The Cal State Northridge softball team (16-28, 4-8 Big West) returns home for a three-game Big West series against Cal Poly (7-31, 3-9 Big West) this weekend. The Matadors are led by Mikayla Thiegles, the Big West Conference leader in home runs with 11.
The Matadors have two series left at Matador Diamond with each game pivotal in the team’s effort to make the conference tournament.
“Everyday we have to compete in practice, play hard and rely on each other when face other opponents,” freshman pitcher Carly Wade said.
CSUN is coming off a loss against UC Santa Barbara, 4-2, in a three-game series that put Northridge in a tie for fifth (4-8) in the Big West standings while the Mustangs (3-9) are one game behind the Matadors for that spot.
Northridge started off slow against the Gauchos, not getting on the board until the fourth inning despite runs batted in from junior Jaci Carlsen and freshman Madeline Sale. Northridge beat UCSB 9-2 the night before in dominating fashion when they scored six runs in the top of the third.
Senior Kristin Mihm had a big day, scoring a home run in the top of the fifth and adding three more runs to the Matadors’ total. The home run was Mihm’s third of the season and new career-high mark. She finished the doubleheader on 4-of-5 with four RBIs, two runs scored and two sacrificed bunts.
Cal Poly’s win last weekend against Long Beach State was its first win in the last nine games heading to CSUN. The Mustangs beat the 49ers in eight innings, 5- 4, on the hands of sophomore right-hander Rebecca Patton, who pitched a complete game and hammered her first home run of the season during the sixth inning a two-run shot that proved to be the game deciding score.
Cal Poly is at the bottom of the division after a disappointing season. The team’s stats rank at the bottom of the Big West Conference in multiple categories.
CSUN head coach Tairia Flowers noticed the high level of the players’ emotions early in the season, but sees that they have done a better job at controlling these feelings.

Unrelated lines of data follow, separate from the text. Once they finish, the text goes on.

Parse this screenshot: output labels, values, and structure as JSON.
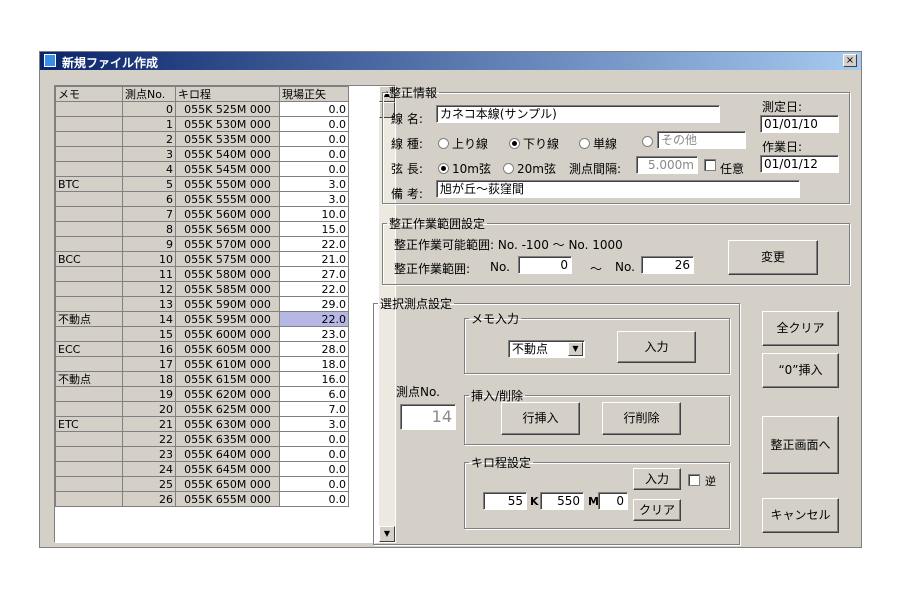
{
  "window": {
    "title": "新規ファイル作成",
    "close_glyph": "×"
  },
  "grid": {
    "headers": [
      "メモ",
      "測点No.",
      "キロ程",
      "現場正矢"
    ],
    "rows": [
      {
        "memo": "",
        "no": "0",
        "kiro": "055K 525M 000",
        "val": "0.0"
      },
      {
        "memo": "",
        "no": "1",
        "kiro": "055K 530M 000",
        "val": "0.0"
      },
      {
        "memo": "",
        "no": "2",
        "kiro": "055K 535M 000",
        "val": "0.0"
      },
      {
        "memo": "",
        "no": "3",
        "kiro": "055K 540M 000",
        "val": "0.0"
      },
      {
        "memo": "",
        "no": "4",
        "kiro": "055K 545M 000",
        "val": "0.0"
      },
      {
        "memo": "BTC",
        "no": "5",
        "kiro": "055K 550M 000",
        "val": "3.0"
      },
      {
        "memo": "",
        "no": "6",
        "kiro": "055K 555M 000",
        "val": "3.0"
      },
      {
        "memo": "",
        "no": "7",
        "kiro": "055K 560M 000",
        "val": "10.0"
      },
      {
        "memo": "",
        "no": "8",
        "kiro": "055K 565M 000",
        "val": "15.0"
      },
      {
        "memo": "",
        "no": "9",
        "kiro": "055K 570M 000",
        "val": "22.0"
      },
      {
        "memo": "BCC",
        "no": "10",
        "kiro": "055K 575M 000",
        "val": "21.0"
      },
      {
        "memo": "",
        "no": "11",
        "kiro": "055K 580M 000",
        "val": "27.0"
      },
      {
        "memo": "",
        "no": "12",
        "kiro": "055K 585M 000",
        "val": "22.0"
      },
      {
        "memo": "",
        "no": "13",
        "kiro": "055K 590M 000",
        "val": "29.0"
      },
      {
        "memo": "不動点",
        "no": "14",
        "kiro": "055K 595M 000",
        "val": "22.0"
      },
      {
        "memo": "",
        "no": "15",
        "kiro": "055K 600M 000",
        "val": "23.0"
      },
      {
        "memo": "ECC",
        "no": "16",
        "kiro": "055K 605M 000",
        "val": "28.0"
      },
      {
        "memo": "",
        "no": "17",
        "kiro": "055K 610M 000",
        "val": "18.0"
      },
      {
        "memo": "不動点",
        "no": "18",
        "kiro": "055K 615M 000",
        "val": "16.0"
      },
      {
        "memo": "",
        "no": "19",
        "kiro": "055K 620M 000",
        "val": "6.0"
      },
      {
        "memo": "",
        "no": "20",
        "kiro": "055K 625M 000",
        "val": "7.0"
      },
      {
        "memo": "ETC",
        "no": "21",
        "kiro": "055K 630M 000",
        "val": "3.0"
      },
      {
        "memo": "",
        "no": "22",
        "kiro": "055K 635M 000",
        "val": "0.0"
      },
      {
        "memo": "",
        "no": "23",
        "kiro": "055K 640M 000",
        "val": "0.0"
      },
      {
        "memo": "",
        "no": "24",
        "kiro": "055K 645M 000",
        "val": "0.0"
      },
      {
        "memo": "",
        "no": "25",
        "kiro": "055K 650M 000",
        "val": "0.0"
      },
      {
        "memo": "",
        "no": "26",
        "kiro": "055K 655M 000",
        "val": "0.0"
      }
    ],
    "selected_index": 14
  },
  "seisei": {
    "legend": "整正情報",
    "line_name_label": "線 名:",
    "line_name": "カネコ本線(サンプル)",
    "line_type_label": "線 種:",
    "line_types": [
      "上り線",
      "下り線",
      "単線",
      "その他"
    ],
    "line_type_selected": "下り線",
    "chord_label": "弦 長:",
    "chord_options": [
      "10m弦",
      "20m弦"
    ],
    "chord_selected": "10m弦",
    "interval_label": "測点間隔:",
    "interval_value": "5.000m",
    "optional_label": "任意",
    "note_label": "備 考:",
    "note": "旭が丘〜荻窪間",
    "measure_date_label": "測定日:",
    "measure_date": "01/01/10",
    "work_date_label": "作業日:",
    "work_date": "01/01/12"
  },
  "range": {
    "legend": "整正作業範囲設定",
    "possible_text": "整正作業可能範囲:  No. -100 〜 No. 1000",
    "range_label": "整正作業範囲:",
    "no_label": "No.",
    "from": "0",
    "tilde": "〜",
    "to": "26",
    "change_button": "変更"
  },
  "select": {
    "legend": "選択測点設定",
    "memo_legend": "メモ入力",
    "memo_value": "不動点",
    "memo_input_button": "入力",
    "measure_no_label": "測点No.",
    "measure_no": "14",
    "row_legend": "挿入/削除",
    "insert_row_button": "行挿入",
    "delete_row_button": "行削除",
    "kiro_legend": "キロ程設定",
    "kiro_k_value": "55",
    "k_label": "K",
    "kiro_m_value": "550",
    "m_label": "M",
    "kiro_mm_value": "0",
    "kiro_input_button": "入力",
    "reverse_label": "逆",
    "clear_button": "クリア"
  },
  "side_buttons": {
    "clear_all": "全クリア",
    "insert_zero": "“0”挿入",
    "to_seisei": "整正画面へ",
    "cancel": "キャンセル"
  }
}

“In the beginning of the season, things didn’t go our way often and they (the players) expressed their emotions too much, but the girls have done a better job at not letting things affect their play,” said Flowers.